On Monday, Microsoft issued a security update for Microsoft Malware Protection Engine in response to reports of a critical remote code execution vulnerability. Google’s Project Zero researchers found the flaw and informed the tech giant over the weekend.
Cyber security experts Tavis Ormandy and Natalie Silvanovich were the ones who discovered the malicious exploit. Team members of Project Zero have also uncovered similar threats in the past on Android and Apple’s iOS.
The security hole was patched in the eve of Microsoft’s Build 2017 conference, which kicks off this Wednesday. At the event, the company will present the latest developments in hardware and software coming over the next few months to users and consumers.
What was the security flaw and how did it affect users?
I think @natashenka and I just discovered the worst Windows remote code exec in recent memory. This is crazy bad. Report on the way. ???

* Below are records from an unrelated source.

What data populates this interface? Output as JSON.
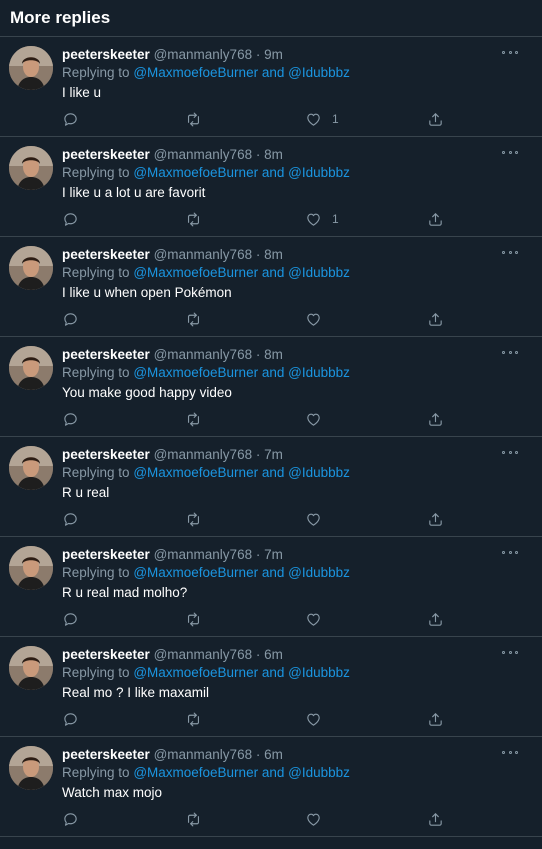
{
  "header": {
    "title": "More replies"
  },
  "replying_prefix": "Replying to",
  "mentions": {
    "first": "@MaxmoefoeBurner",
    "joiner": "and",
    "second": "@Idubbbz"
  },
  "tweets": [
    {
      "name": "peeterskeeter",
      "handle": "@manmanly768",
      "dot": "·",
      "time": "9m",
      "text": "I like u",
      "likes": "1"
    },
    {
      "name": "peeterskeeter",
      "handle": "@manmanly768",
      "dot": "·",
      "time": "8m",
      "text": "I like u a lot u are favorit",
      "likes": "1"
    },
    {
      "name": "peeterskeeter",
      "handle": "@manmanly768",
      "dot": "·",
      "time": "8m",
      "text": "I like u when open Pokémon",
      "likes": ""
    },
    {
      "name": "peeterskeeter",
      "handle": "@manmanly768",
      "dot": "·",
      "time": "8m",
      "text": "You make good happy video",
      "likes": ""
    },
    {
      "name": "peeterskeeter",
      "handle": "@manmanly768",
      "dot": "·",
      "time": "7m",
      "text": "R u real",
      "likes": ""
    },
    {
      "name": "peeterskeeter",
      "handle": "@manmanly768",
      "dot": "·",
      "time": "7m",
      "text": "R u real mad molho?",
      "likes": ""
    },
    {
      "name": "peeterskeeter",
      "handle": "@manmanly768",
      "dot": "·",
      "time": "6m",
      "text": "Real mo ? I like maxamil",
      "likes": ""
    },
    {
      "name": "peeterskeeter",
      "handle": "@manmanly768",
      "dot": "·",
      "time": "6m",
      "text": "Watch max mojo",
      "likes": ""
    }
  ],
  "icons": {
    "reply": "reply-icon",
    "retweet": "retweet-icon",
    "like": "heart-icon",
    "share": "share-icon",
    "more": "more-options-icon"
  },
  "colors": {
    "background": "#15202b",
    "link": "#1b95e0",
    "muted": "#8899a6",
    "border": "#38444d"
  }
}
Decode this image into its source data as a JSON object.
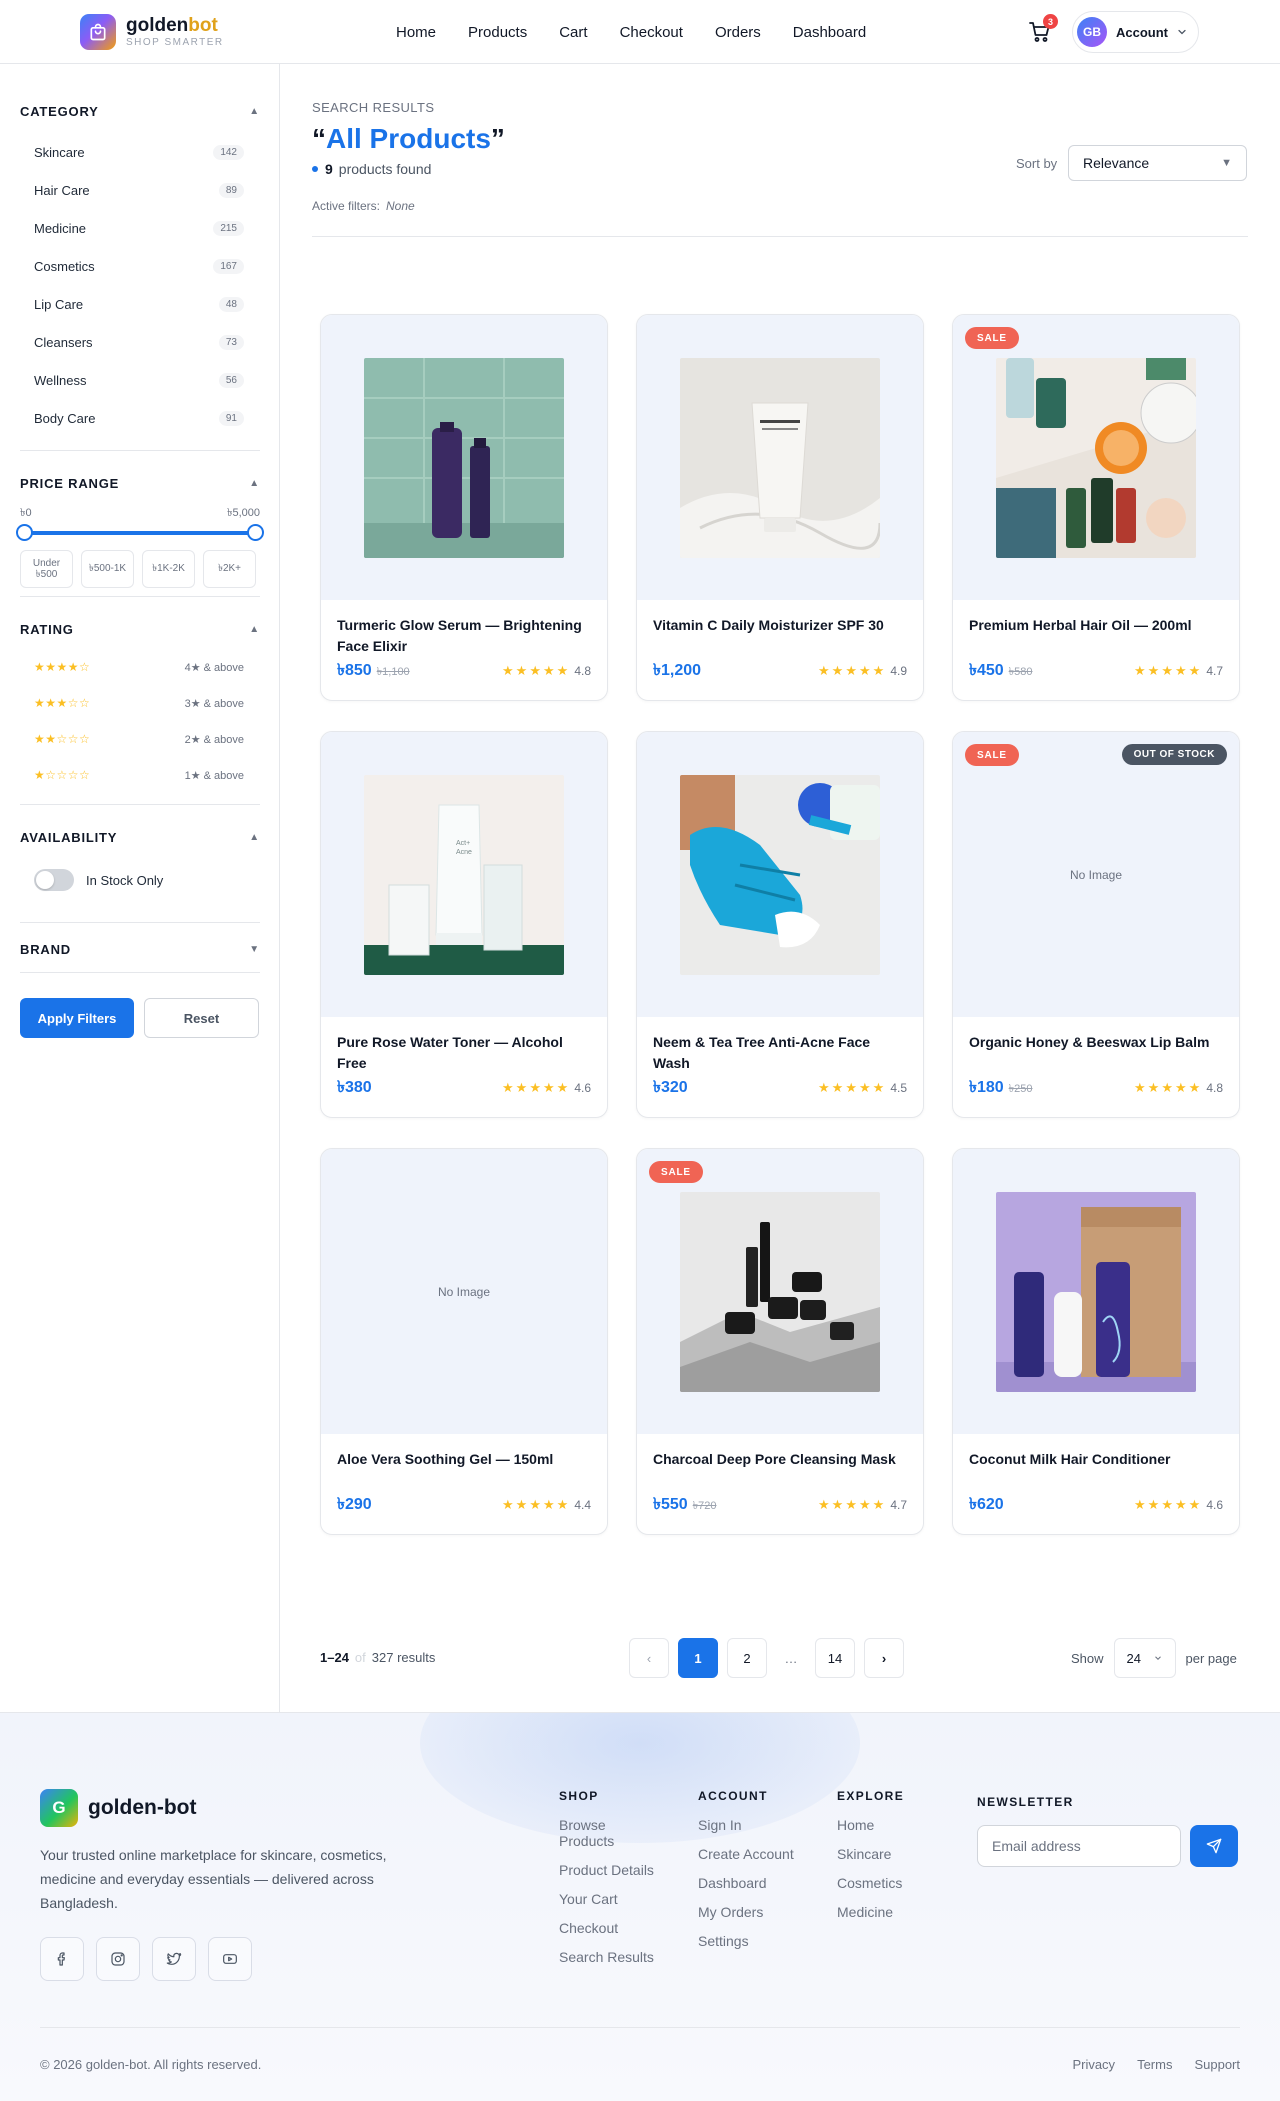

— Tavis Ormandy (@taviso) May 6, 2017
The vulnerability identified by the Project Zero team and patched by Microsoft developer codenamed it CVE-2017-0290. It was deemed a flaw big enough to bypass system platforms like Windows Defender and Windows Security Essentials:
“AN ATTACKER WHO SUCCESSFULLY EXPLOITED THIS VULNERABILITY COULD EXECUTE ARBITRARY CODE IN THE SECURITY CONTEXT OF THE LOCALSYSTEM ACCOUNT AND TAKE CONTROL OF THE SYSTEM.”
Researchers at Project Zero referred to it as “the worst Windows remote code exec in recent memory” because cyber criminals needed only to send a specially crafted file to get into other people’s computers.
The file could be spread via email as an attachment and users did not even have to open the message or download it for it to let hackers infiltrate their systems. It would go unnoticed by all the main Windows security walls due to a flaw in the Microsoft Malware Protection Engine component.
While the engine was supposed to scan files and look for threats, it could also be fooled into executing code attached to an email or embedded on a website. So, in theory, hackers could have used this exploit to take over systems remotely.
Still blown away at how quickly @msftsecurity responded to protect users, can't give enough kudos. Amazing.
— Tavis Ormandy (@taviso) May 9, 2017
How can I know for sure I am protected now?
Microsoft did not mention in its report if it knew about any users affected by this issue, but the Security Response Center was quick to patch the hole over the weekend.
The company releases security updates every week, and they are usually silent, so they install in the background without you needing to restart your computer. That is the case as well with this fix, which takes the antimalware engine on Windows Defender to a new version.
If you want to make sure you are protected, look for Windows Defender under the Update and Security tab in your Settings menu and check the engine version is 1.1.13704.0 or higher. The last version affected by the vulnerability is 1.1.13701.0. You can update manually on that same page if you are still running the outdated version.